> WHAT THE EXERCISE ASKS: The answer must consist of every line from the entries below that contains the word "shown".

> Website and app data records:
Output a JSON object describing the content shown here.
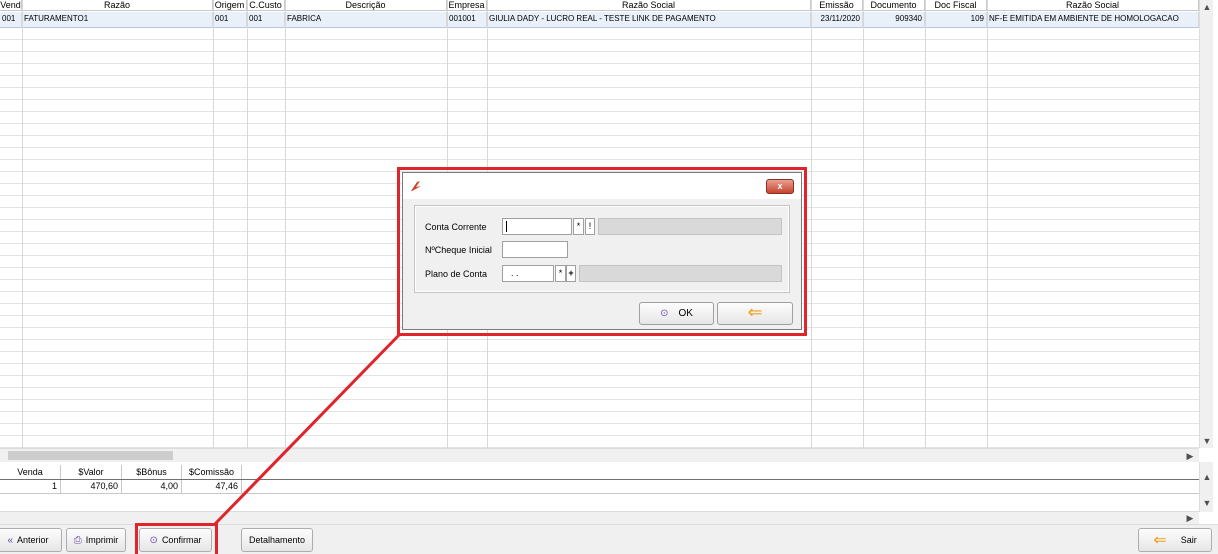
{
  "grid": {
    "columns": [
      "Vend",
      "Razão",
      "Origem",
      "C.Custo",
      "Descrição",
      "Empresa",
      "Razão Social",
      "Emissão",
      "Documento",
      "Doc Fiscal",
      "Razão Social"
    ],
    "row": [
      "001",
      "FATURAMENTO1",
      "001",
      "001",
      "FABRICA",
      "001001",
      "GIULIA DADY - LUCRO REAL - TESTE LINK DE PAGAMENTO",
      "23/11/2020",
      "909340",
      "109",
      "NF-E EMITIDA EM AMBIENTE DE HOMOLOGACAO"
    ]
  },
  "summary": {
    "columns": [
      "Venda",
      "$Valor",
      "$Bônus",
      "$Comissão"
    ],
    "values": [
      "1",
      "470,60",
      "4,00",
      "47,46"
    ]
  },
  "toolbar": {
    "anterior_label": "Anterior",
    "imprimir_label": "Imprimir",
    "confirmar_label": "Confirmar",
    "detalhamento_label": "Detalhamento",
    "sair_label": "Sair"
  },
  "dialog": {
    "close_label": "x",
    "conta_corrente_label": "Conta Corrente",
    "conta_corrente_value": "",
    "cheque_inicial_label": "NºCheque Inicial",
    "cheque_inicial_value": "",
    "plano_conta_label": "Plano de Conta",
    "plano_conta_value": ". .",
    "ok_label": "OK",
    "search_symbol": "*",
    "add_symbol": "+",
    "info_symbol": "!"
  },
  "colors": {
    "highlight": "#e0242b",
    "selected_row": "#e8f0fa",
    "back_arrow": "#f0a020"
  }
}
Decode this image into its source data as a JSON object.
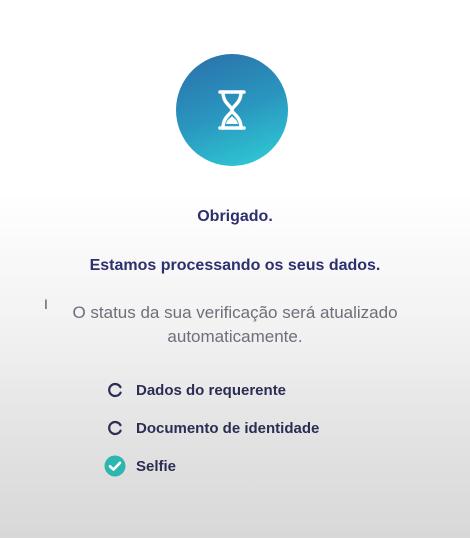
{
  "hero": {
    "icon": "hourglass-icon",
    "gradient_from": "#2b6fa8",
    "gradient_to": "#2fd0d6"
  },
  "messages": {
    "thanks": "Obrigado.",
    "processing": "Estamos processando os seus dados.",
    "status_line1": "O status da sua verificação será atualizado",
    "status_line2": "automaticamente."
  },
  "checklist": [
    {
      "label": "Dados do requerente",
      "state": "pending",
      "icon": "pending-circle-icon"
    },
    {
      "label": "Documento de identidade",
      "state": "pending",
      "icon": "pending-circle-icon"
    },
    {
      "label": "Selfie",
      "state": "done",
      "icon": "check-circle-icon",
      "color": "#2bb7b0"
    }
  ],
  "colors": {
    "heading": "#2d2f6e",
    "body_text": "#6d6f7a",
    "done": "#2bb7b0"
  }
}
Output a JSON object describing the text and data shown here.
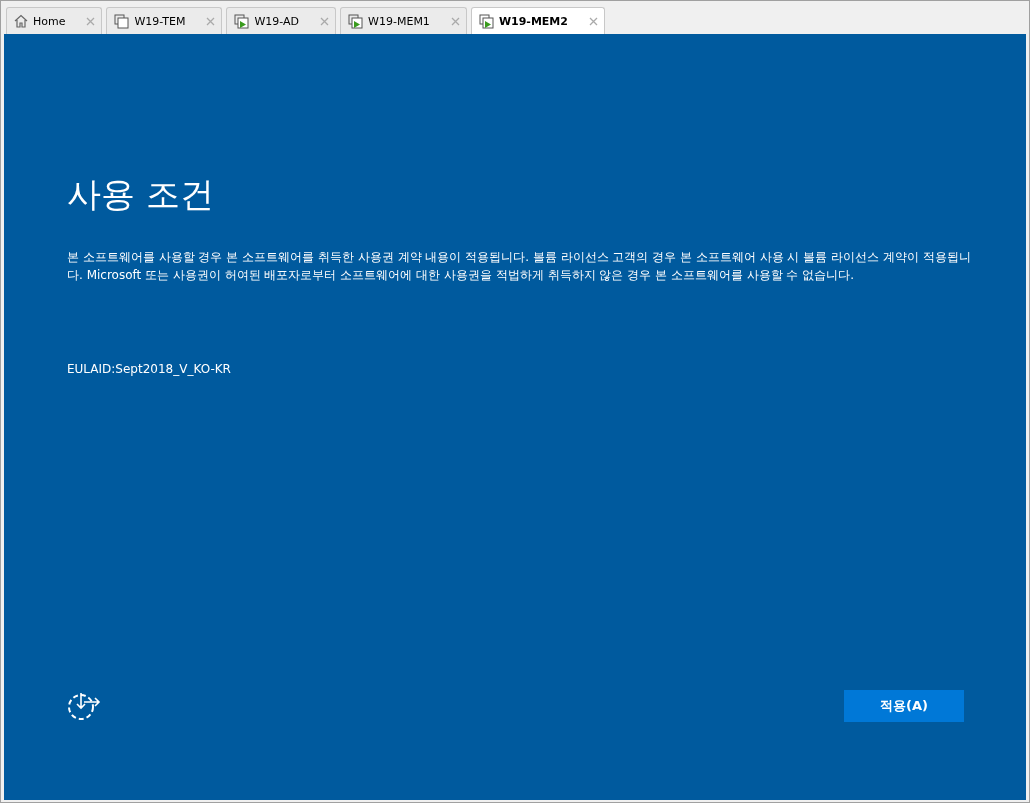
{
  "tabs": [
    {
      "label": "Home",
      "kind": "home",
      "selected": false
    },
    {
      "label": "W19-TEM",
      "kind": "vm",
      "selected": false
    },
    {
      "label": "W19-AD",
      "kind": "vm-running",
      "selected": false
    },
    {
      "label": "W19-MEM1",
      "kind": "vm-running",
      "selected": false
    },
    {
      "label": "W19-MEM2",
      "kind": "vm-running",
      "selected": true
    }
  ],
  "screen": {
    "title": "사용 조건",
    "body": "본 소프트웨어를 사용할 경우 본 소프트웨어를 취득한 사용권 계약 내용이 적용됩니다. 볼륨 라이선스 고객의 경우 본 소프트웨어 사용 시 볼륨 라이선스 계약이 적용됩니다. Microsoft 또는 사용권이 허여된 배포자로부터 소프트웨어에 대한 사용권을 적법하게 취득하지 않은 경우 본 소프트웨어를 사용할 수 없습니다.",
    "eula_id": "EULAID:Sept2018_V_KO-KR",
    "accept_button": "적용(A)"
  }
}
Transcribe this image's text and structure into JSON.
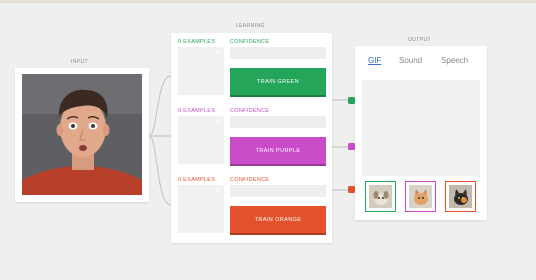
{
  "labels": {
    "input": "INPUT",
    "learning": "LEARNING",
    "output": "OUTPUT"
  },
  "classes": [
    {
      "examples": "0 EXAMPLES",
      "confidence": "CONFIDENCE",
      "button": "TRAIN GREEN",
      "color": "#25a55a",
      "shadow": "#1c7d44"
    },
    {
      "examples": "0 EXAMPLES",
      "confidence": "CONFIDENCE",
      "button": "TRAIN PURPLE",
      "color": "#c94cc8",
      "shadow": "#973995"
    },
    {
      "examples": "0 EXAMPLES",
      "confidence": "CONFIDENCE",
      "button": "TRAIN ORANGE",
      "color": "#e2532d",
      "shadow": "#a93e22"
    }
  ],
  "output": {
    "tabs": [
      "GIF",
      "Sound",
      "Speech"
    ],
    "active_tab": "GIF",
    "thumbnails": [
      "dog-gif-thumbnail",
      "kitten-gif-thumbnail",
      "cat-gif-thumbnail"
    ]
  },
  "icons": {
    "remove_example": "✕"
  },
  "colors": {
    "background": "#efefef",
    "active_tab": "#3a6fd0"
  }
}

> EXERCISE OUTPUT:
Output a JSON object describing the content shown here.
Output a JSON object describing the text and data shown here.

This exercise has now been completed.